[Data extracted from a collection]
* * * * * * *
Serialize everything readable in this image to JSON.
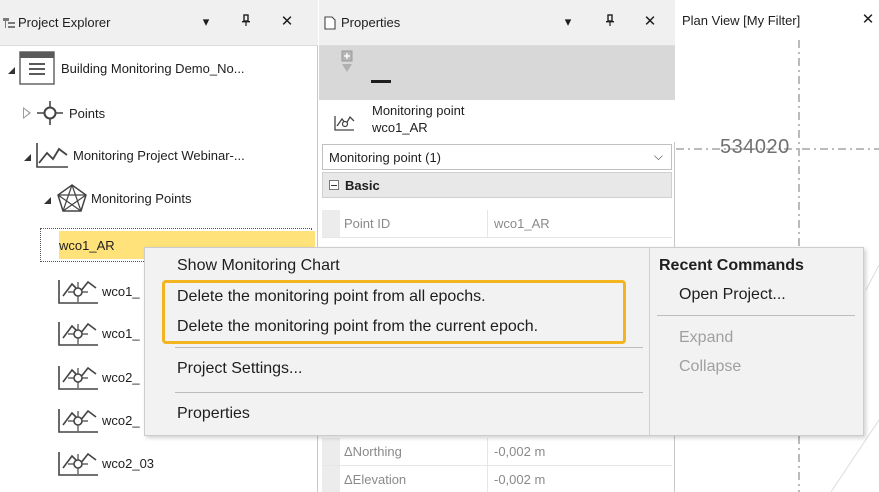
{
  "explorer": {
    "title": "Project Explorer",
    "tree": [
      {
        "label": "Building  Monitoring  Demo_No..."
      },
      {
        "label": "Points"
      },
      {
        "label": "Monitoring  Project  Webinar-..."
      },
      {
        "label": "Monitoring Points"
      },
      {
        "label": "wco1_AR"
      },
      {
        "label": "wco1_"
      },
      {
        "label": "wco1_"
      },
      {
        "label": "wco2_"
      },
      {
        "label": "wco2_"
      },
      {
        "label": "wco2_03"
      }
    ]
  },
  "properties": {
    "title": "Properties",
    "object_type": "Monitoring point",
    "object_name": "wco1_AR",
    "selector": "Monitoring point (1)",
    "category": "Basic",
    "rows": [
      {
        "key": "Point ID",
        "value": "wco1_AR"
      },
      {
        "key": "ΔNorthing",
        "value": "-0,002 m"
      },
      {
        "key": "ΔElevation",
        "value": "-0,002 m"
      }
    ]
  },
  "plan_view": {
    "title": "Plan View [My Filter]",
    "coordinate_label": "534020"
  },
  "context_menu": {
    "items": [
      {
        "label": "Show Monitoring Chart"
      },
      {
        "label": "Delete the monitoring point from all epochs."
      },
      {
        "label": "Delete the monitoring point from the current epoch."
      },
      {
        "label": "Project Settings..."
      },
      {
        "label": "Properties"
      }
    ],
    "recent": {
      "header": "Recent Commands",
      "items": [
        {
          "label": "Open Project...",
          "enabled": true
        },
        {
          "label": "Expand",
          "enabled": false
        },
        {
          "label": "Collapse",
          "enabled": false
        }
      ]
    },
    "highlight_color": "#f2b51f"
  },
  "icons": {
    "dropdown": "chevron-down-icon",
    "pin": "pin-icon",
    "close": "close-icon"
  }
}
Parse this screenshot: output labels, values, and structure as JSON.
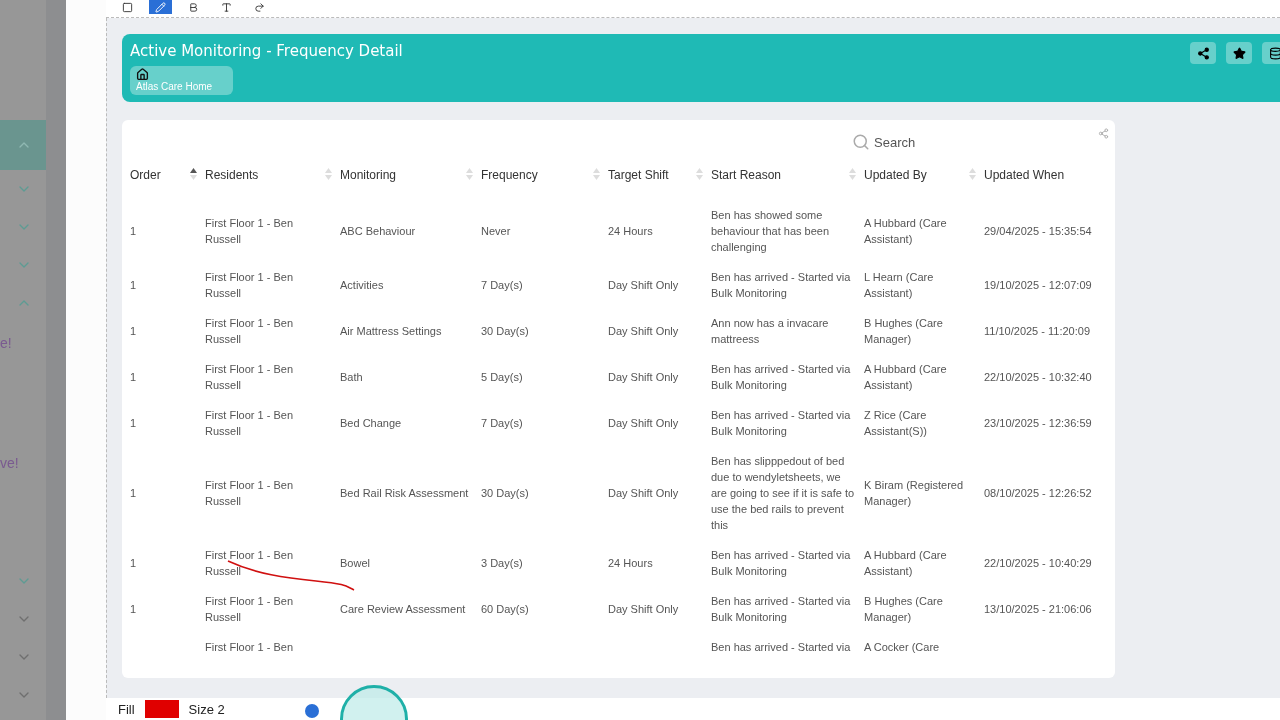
{
  "sidebar": {
    "items": [
      {
        "kind": "toggle",
        "expanded": true,
        "selected": true
      },
      {
        "kind": "toggle",
        "expanded": false,
        "selected": false
      },
      {
        "kind": "toggle",
        "expanded": false,
        "selected": false
      },
      {
        "kind": "toggle",
        "expanded": false,
        "selected": false
      },
      {
        "kind": "toggle",
        "expanded": true,
        "selected": false
      },
      {
        "kind": "text",
        "label": "e!"
      },
      {
        "kind": "text",
        "label": "ve!"
      },
      {
        "kind": "toggle",
        "expanded": false,
        "selected": false
      },
      {
        "kind": "toggle",
        "expanded": false,
        "selected": false
      },
      {
        "kind": "toggle",
        "expanded": false,
        "selected": false
      },
      {
        "kind": "toggle",
        "expanded": false,
        "selected": false
      }
    ]
  },
  "toolbar": {
    "tools": [
      {
        "kind": "square",
        "selected": false
      },
      {
        "kind": "pencil",
        "selected": true
      },
      {
        "kind": "bold",
        "selected": false
      },
      {
        "kind": "text",
        "selected": false
      },
      {
        "kind": "redo",
        "selected": false
      }
    ]
  },
  "header": {
    "title": "Active Monitoring - Frequency Detail",
    "breadcrumb": "Atlas Care Home",
    "actions": [
      {
        "kind": "share"
      },
      {
        "kind": "star"
      },
      {
        "kind": "database"
      }
    ]
  },
  "table": {
    "search": {
      "placeholder": "Search"
    },
    "columns": [
      {
        "label": "Order",
        "sorted": true
      },
      {
        "label": "Residents",
        "sorted": false
      },
      {
        "label": "Monitoring",
        "sorted": false
      },
      {
        "label": "Frequency",
        "sorted": false
      },
      {
        "label": "Target Shift",
        "sorted": false
      },
      {
        "label": "Start Reason",
        "sorted": false
      },
      {
        "label": "Updated By",
        "sorted": false
      },
      {
        "label": "Updated When"
      }
    ],
    "rows": [
      {
        "cells": [
          "1",
          "First Floor 1 - Ben Russell",
          "ABC Behaviour",
          "Never",
          "24 Hours",
          "Ben has showed some behaviour that has been challenging",
          "A Hubbard (Care Assistant)",
          "29/04/2025 - 15:35:54"
        ]
      },
      {
        "cells": [
          "1",
          "First Floor 1 - Ben Russell",
          "Activities",
          "7 Day(s)",
          "Day Shift Only",
          "Ben has arrived - Started via Bulk Monitoring",
          "L Hearn (Care Assistant)",
          "19/10/2025 - 12:07:09"
        ]
      },
      {
        "cells": [
          "1",
          "First Floor 1 - Ben Russell",
          "Air Mattress Settings",
          "30 Day(s)",
          "Day Shift Only",
          "Ann now has a invacare mattreess",
          "B Hughes (Care Manager)",
          "11/10/2025 - 11:20:09"
        ]
      },
      {
        "cells": [
          "1",
          "First Floor 1 - Ben Russell",
          "Bath",
          "5 Day(s)",
          "Day Shift Only",
          "Ben has arrived - Started via Bulk Monitoring",
          "A Hubbard (Care Assistant)",
          "22/10/2025 - 10:32:40"
        ]
      },
      {
        "cells": [
          "1",
          "First Floor 1 - Ben Russell",
          "Bed Change",
          "7 Day(s)",
          "Day Shift Only",
          "Ben has arrived - Started via Bulk Monitoring",
          "Z Rice (Care Assistant(S))",
          "23/10/2025 - 12:36:59"
        ]
      },
      {
        "cells": [
          "1",
          "First Floor 1 - Ben Russell",
          "Bed Rail Risk Assessment",
          "30 Day(s)",
          "Day Shift Only",
          "Ben has slipppedout of bed due to wendyletsheets, we are going to see if it is safe to use the bed rails to prevent this",
          "K Biram (Registered Manager)",
          "08/10/2025 - 12:26:52"
        ]
      },
      {
        "cells": [
          "1",
          "First Floor 1 - Ben Russell",
          "Bowel",
          "3 Day(s)",
          "24 Hours",
          "Ben has arrived - Started via Bulk Monitoring",
          "A Hubbard (Care Assistant)",
          "22/10/2025 - 10:40:29"
        ]
      },
      {
        "cells": [
          "1",
          "First Floor 1 - Ben Russell",
          "Care Review Assessment",
          "60 Day(s)",
          "Day Shift Only",
          "Ben has arrived - Started via Bulk Monitoring",
          "B Hughes (Care Manager)",
          "13/10/2025 - 21:06:06"
        ]
      },
      {
        "cells": [
          null,
          "First Floor 1 - Ben",
          null,
          null,
          null,
          "Ben has arrived - Started via",
          "A Cocker (Care",
          null
        ]
      }
    ]
  },
  "bottom_bar": {
    "fill_label": "Fill",
    "color": "#e00000",
    "size_label": "Size 2"
  }
}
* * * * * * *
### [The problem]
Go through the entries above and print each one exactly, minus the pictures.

### [Answer box]
Serialize everything readable in this image to JSON.
{
  "explorer": {
    "title": "Project Explorer",
    "tree": [
      {
        "label": "Building  Monitoring  Demo_No..."
      },
      {
        "label": "Points"
      },
      {
        "label": "Monitoring  Project  Webinar-..."
      },
      {
        "label": "Monitoring Points"
      },
      {
        "label": "wco1_AR"
      },
      {
        "label": "wco1_"
      },
      {
        "label": "wco1_"
      },
      {
        "label": "wco2_"
      },
      {
        "label": "wco2_"
      },
      {
        "label": "wco2_03"
      }
    ]
  },
  "properties": {
    "title": "Properties",
    "object_type": "Monitoring point",
    "object_name": "wco1_AR",
    "selector": "Monitoring point (1)",
    "category": "Basic",
    "rows": [
      {
        "key": "Point ID",
        "value": "wco1_AR"
      },
      {
        "key": "ΔNorthing",
        "value": "-0,002 m"
      },
      {
        "key": "ΔElevation",
        "value": "-0,002 m"
      }
    ]
  },
  "plan_view": {
    "title": "Plan View [My Filter]",
    "coordinate_label": "534020"
  },
  "context_menu": {
    "items": [
      {
        "label": "Show Monitoring Chart"
      },
      {
        "label": "Delete the monitoring point from all epochs."
      },
      {
        "label": "Delete the monitoring point from the current epoch."
      },
      {
        "label": "Project Settings..."
      },
      {
        "label": "Properties"
      }
    ],
    "recent": {
      "header": "Recent Commands",
      "items": [
        {
          "label": "Open Project...",
          "enabled": true
        },
        {
          "label": "Expand",
          "enabled": false
        },
        {
          "label": "Collapse",
          "enabled": false
        }
      ]
    },
    "highlight_color": "#f2b51f"
  },
  "icons": {
    "dropdown": "chevron-down-icon",
    "pin": "pin-icon",
    "close": "close-icon"
  }
}
Parse this screenshot: output labels, values, and structure as JSON.
{
  "sidebar": {
    "items": [
      {
        "kind": "toggle",
        "expanded": true,
        "selected": true
      },
      {
        "kind": "toggle",
        "expanded": false,
        "selected": false
      },
      {
        "kind": "toggle",
        "expanded": false,
        "selected": false
      },
      {
        "kind": "toggle",
        "expanded": false,
        "selected": false
      },
      {
        "kind": "toggle",
        "expanded": true,
        "selected": false
      },
      {
        "kind": "text",
        "label": "e!"
      },
      {
        "kind": "text",
        "label": "ve!"
      },
      {
        "kind": "toggle",
        "expanded": false,
        "selected": false
      },
      {
        "kind": "toggle",
        "expanded": false,
        "selected": false
      },
      {
        "kind": "toggle",
        "expanded": false,
        "selected": false
      },
      {
        "kind": "toggle",
        "expanded": false,
        "selected": false
      }
    ]
  },
  "toolbar": {
    "tools": [
      {
        "kind": "square",
        "selected": false
      },
      {
        "kind": "pencil",
        "selected": true
      },
      {
        "kind": "bold",
        "selected": false
      },
      {
        "kind": "text",
        "selected": false
      },
      {
        "kind": "redo",
        "selected": false
      }
    ]
  },
  "header": {
    "title": "Active Monitoring - Frequency Detail",
    "breadcrumb": "Atlas Care Home",
    "actions": [
      {
        "kind": "share"
      },
      {
        "kind": "star"
      },
      {
        "kind": "database"
      }
    ]
  },
  "table": {
    "search": {
      "placeholder": "Search"
    },
    "columns": [
      {
        "label": "Order",
        "sorted": true
      },
      {
        "label": "Residents",
        "sorted": false
      },
      {
        "label": "Monitoring",
        "sorted": false
      },
      {
        "label": "Frequency",
        "sorted": false
      },
      {
        "label": "Target Shift",
        "sorted": false
      },
      {
        "label": "Start Reason",
        "sorted": false
      },
      {
        "label": "Updated By",
        "sorted": false
      },
      {
        "label": "Updated When"
      }
    ],
    "rows": [
      {
        "cells": [
          "1",
          "First Floor 1 - Ben Russell",
          "ABC Behaviour",
          "Never",
          "24 Hours",
          "Ben has showed some behaviour that has been challenging",
          "A Hubbard (Care Assistant)",
          "29/04/2025 - 15:35:54"
        ]
      },
      {
        "cells": [
          "1",
          "First Floor 1 - Ben Russell",
          "Activities",
          "7 Day(s)",
          "Day Shift Only",
          "Ben has arrived - Started via Bulk Monitoring",
          "L Hearn (Care Assistant)",
          "19/10/2025 - 12:07:09"
        ]
      },
      {
        "cells": [
          "1",
          "First Floor 1 - Ben Russell",
          "Air Mattress Settings",
          "30 Day(s)",
          "Day Shift Only",
          "Ann now has a invacare mattreess",
          "B Hughes (Care Manager)",
          "11/10/2025 - 11:20:09"
        ]
      },
      {
        "cells": [
          "1",
          "First Floor 1 - Ben Russell",
          "Bath",
          "5 Day(s)",
          "Day Shift Only",
          "Ben has arrived - Started via Bulk Monitoring",
          "A Hubbard (Care Assistant)",
          "22/10/2025 - 10:32:40"
        ]
      },
      {
        "cells": [
          "1",
          "First Floor 1 - Ben Russell",
          "Bed Change",
          "7 Day(s)",
          "Day Shift Only",
          "Ben has arrived - Started via Bulk Monitoring",
          "Z Rice (Care Assistant(S))",
          "23/10/2025 - 12:36:59"
        ]
      },
      {
        "cells": [
          "1",
          "First Floor 1 - Ben Russell",
          "Bed Rail Risk Assessment",
          "30 Day(s)",
          "Day Shift Only",
          "Ben has slipppedout of bed due to wendyletsheets, we are going to see if it is safe to use the bed rails to prevent this",
          "K Biram (Registered Manager)",
          "08/10/2025 - 12:26:52"
        ]
      },
      {
        "cells": [
          "1",
          "First Floor 1 - Ben Russell",
          "Bowel",
          "3 Day(s)",
          "24 Hours",
          "Ben has arrived - Started via Bulk Monitoring",
          "A Hubbard (Care Assistant)",
          "22/10/2025 - 10:40:29"
        ]
      },
      {
        "cells": [
          "1",
          "First Floor 1 - Ben Russell",
          "Care Review Assessment",
          "60 Day(s)",
          "Day Shift Only",
          "Ben has arrived - Started via Bulk Monitoring",
          "B Hughes (Care Manager)",
          "13/10/2025 - 21:06:06"
        ]
      },
      {
        "cells": [
          null,
          "First Floor 1 - Ben",
          null,
          null,
          null,
          "Ben has arrived - Started via",
          "A Cocker (Care",
          null
        ]
      }
    ]
  },
  "bottom_bar": {
    "fill_label": "Fill",
    "color": "#e00000",
    "size_label": "Size 2"
  }
}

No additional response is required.